A Street SE
Notable stops: a white house with beautiful details at 628 A Street SE (2A), a bright blue house at 623 A Street SE (2B), and set of 3 charming homes on 414 A Street SE (2C).
Directly to the south of East Capitol Street is A Street SE, an equally as texturally-rich and formidable but much quieter companion. I enjoy walking down this street because the homes are set close to the sidewalk, allowing you to capture more of the architectural spirit and detail. Whereas East Capitol has a very long wingspan, stretching from Lincoln Park on 12th Street all the way to the Capitol Building, A Street SE thrives between 2nd Street and 8th Street.
There is something for everyone’s taste along A Street – homes burst with personality, such as the Tiffany-blue colored house between 6th and 7th (2B), as well as a handful of homes that truly look like castles. One of my favorite homes is 628 A Street SE (2A) – the colors are simple and refined, which is usually what my palette gravitates towards. If you look closely during your journey across A Street SE, you’ll notice tiny spaces between homes that open up into grand backyards, like little urban oases tucked within folds of the city.
On your walk, don’t forget to look up, because often the most striking and ornate details can be found along the roofline. One of my favorite moments can be found at 414 A Street SE (2C) – the set of three homes shares the same stature and posture, and their color contrasts beautifully against the sky.
8th Street SE / Barrack’s Row
Notable stops: Eastern Market (3A), a guy playing cello on his front porch (3B), Little Pearl (3C), Navy Barrack’s (3D), Rose’s Luxury (3E), Gingko Gardens (3G), District Doughnut (3F).

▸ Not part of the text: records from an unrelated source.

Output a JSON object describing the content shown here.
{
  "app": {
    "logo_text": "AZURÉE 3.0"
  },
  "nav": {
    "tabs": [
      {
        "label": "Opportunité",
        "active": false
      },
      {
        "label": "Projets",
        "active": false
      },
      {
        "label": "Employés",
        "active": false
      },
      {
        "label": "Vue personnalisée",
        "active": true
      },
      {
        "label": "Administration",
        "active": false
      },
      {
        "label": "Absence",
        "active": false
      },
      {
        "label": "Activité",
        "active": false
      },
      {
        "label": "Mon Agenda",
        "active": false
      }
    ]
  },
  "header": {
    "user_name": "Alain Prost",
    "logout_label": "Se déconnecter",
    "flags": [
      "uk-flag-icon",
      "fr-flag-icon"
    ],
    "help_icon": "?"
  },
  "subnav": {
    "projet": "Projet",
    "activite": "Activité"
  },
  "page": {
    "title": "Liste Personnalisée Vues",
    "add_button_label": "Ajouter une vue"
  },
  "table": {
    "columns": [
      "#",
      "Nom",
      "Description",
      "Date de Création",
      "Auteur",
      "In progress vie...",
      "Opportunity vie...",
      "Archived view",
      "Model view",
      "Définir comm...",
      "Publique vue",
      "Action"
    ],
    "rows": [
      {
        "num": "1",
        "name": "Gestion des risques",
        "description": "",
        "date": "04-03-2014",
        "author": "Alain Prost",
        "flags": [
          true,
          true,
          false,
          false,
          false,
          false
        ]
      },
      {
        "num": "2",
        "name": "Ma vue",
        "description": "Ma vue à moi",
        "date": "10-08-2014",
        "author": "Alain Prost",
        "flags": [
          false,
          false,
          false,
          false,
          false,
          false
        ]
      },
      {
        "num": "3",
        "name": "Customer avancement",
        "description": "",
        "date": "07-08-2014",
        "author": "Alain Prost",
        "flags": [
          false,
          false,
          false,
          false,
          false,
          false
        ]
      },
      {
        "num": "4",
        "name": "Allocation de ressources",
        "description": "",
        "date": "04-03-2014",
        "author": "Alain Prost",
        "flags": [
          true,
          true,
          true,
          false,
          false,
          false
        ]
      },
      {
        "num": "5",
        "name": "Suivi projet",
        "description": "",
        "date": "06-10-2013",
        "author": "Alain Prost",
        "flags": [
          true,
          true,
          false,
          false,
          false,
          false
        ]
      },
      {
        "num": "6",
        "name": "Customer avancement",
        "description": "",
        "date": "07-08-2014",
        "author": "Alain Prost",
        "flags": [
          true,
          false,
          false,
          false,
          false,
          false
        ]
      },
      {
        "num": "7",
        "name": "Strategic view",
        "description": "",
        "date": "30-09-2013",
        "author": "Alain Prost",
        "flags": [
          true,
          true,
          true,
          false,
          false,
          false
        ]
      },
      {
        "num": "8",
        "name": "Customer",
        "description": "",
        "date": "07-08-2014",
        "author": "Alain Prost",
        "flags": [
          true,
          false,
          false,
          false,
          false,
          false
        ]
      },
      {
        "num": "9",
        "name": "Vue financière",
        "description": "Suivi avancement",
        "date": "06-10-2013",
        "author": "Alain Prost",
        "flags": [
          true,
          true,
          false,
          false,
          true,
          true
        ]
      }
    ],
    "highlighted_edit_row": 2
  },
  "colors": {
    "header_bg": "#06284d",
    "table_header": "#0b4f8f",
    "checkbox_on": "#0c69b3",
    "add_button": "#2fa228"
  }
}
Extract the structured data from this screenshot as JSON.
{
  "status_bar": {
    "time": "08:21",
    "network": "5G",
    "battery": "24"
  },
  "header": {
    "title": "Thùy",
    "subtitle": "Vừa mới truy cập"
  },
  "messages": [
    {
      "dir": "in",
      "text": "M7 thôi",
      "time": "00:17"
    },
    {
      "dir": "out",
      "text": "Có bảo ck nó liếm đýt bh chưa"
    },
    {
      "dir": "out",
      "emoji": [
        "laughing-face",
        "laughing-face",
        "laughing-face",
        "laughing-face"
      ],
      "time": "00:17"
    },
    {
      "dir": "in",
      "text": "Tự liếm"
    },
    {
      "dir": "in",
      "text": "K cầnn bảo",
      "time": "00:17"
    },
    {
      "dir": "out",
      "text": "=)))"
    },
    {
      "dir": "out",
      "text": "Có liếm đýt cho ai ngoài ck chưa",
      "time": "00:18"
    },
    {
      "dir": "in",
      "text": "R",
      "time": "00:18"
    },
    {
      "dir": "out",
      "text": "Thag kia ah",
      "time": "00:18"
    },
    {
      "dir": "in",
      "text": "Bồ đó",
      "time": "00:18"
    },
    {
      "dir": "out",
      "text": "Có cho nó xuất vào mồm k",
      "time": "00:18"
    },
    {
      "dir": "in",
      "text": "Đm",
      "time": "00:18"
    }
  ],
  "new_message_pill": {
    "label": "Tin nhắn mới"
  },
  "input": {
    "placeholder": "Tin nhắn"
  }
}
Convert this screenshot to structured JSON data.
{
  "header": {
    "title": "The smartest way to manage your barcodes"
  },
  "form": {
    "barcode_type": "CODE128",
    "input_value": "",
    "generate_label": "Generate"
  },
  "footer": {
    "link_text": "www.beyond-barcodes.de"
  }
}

Unlike the first two routes, 8th Street is truly a thoroughfare, with residences sprinkled throughout retail destinations. As you head south from East Capitol and cross North Carolina Avenue, you’ll see the face of Eastern Market (3A) peeking out from 7th Street – one day this area will return to the normal buzz of market stands and families milling about with fresh donuts and basil in tow. Though the retail activity begins with Eastern Market, the vibrancy truly picks up after Penn Ave, where the street texture shifts from concrete to cobblestone and locally-loved places like District Doughnut (3F) and Rose’s Luxury (3E) soften the architectural edges of the Navy Barracks (3D) to the East.
There are two detours near 8th Street that I frequent. Little Pearl (3C) is my favorite local spot for coffee, or my personal favorite, a banana-nutmeg latte and a sweet potato donut. A few blocks further south, you’ll find Ginkgo Gardens (3G), a plant nursery whose seams burst with plants and flowers.
These are only a few routes within Capitol Hill’s vibrant urban fabric, and though I have my go-to walking routes memorized just like my coffee order, finding new paths that lead to new discoveries is just as enjoyable and finally coming to know a place as well as you know a friend. So, dust off your fanny pack, put on some sunscreen, and get walking! There is so much to discover in the city and stories that these rowhomes are waiting to tell.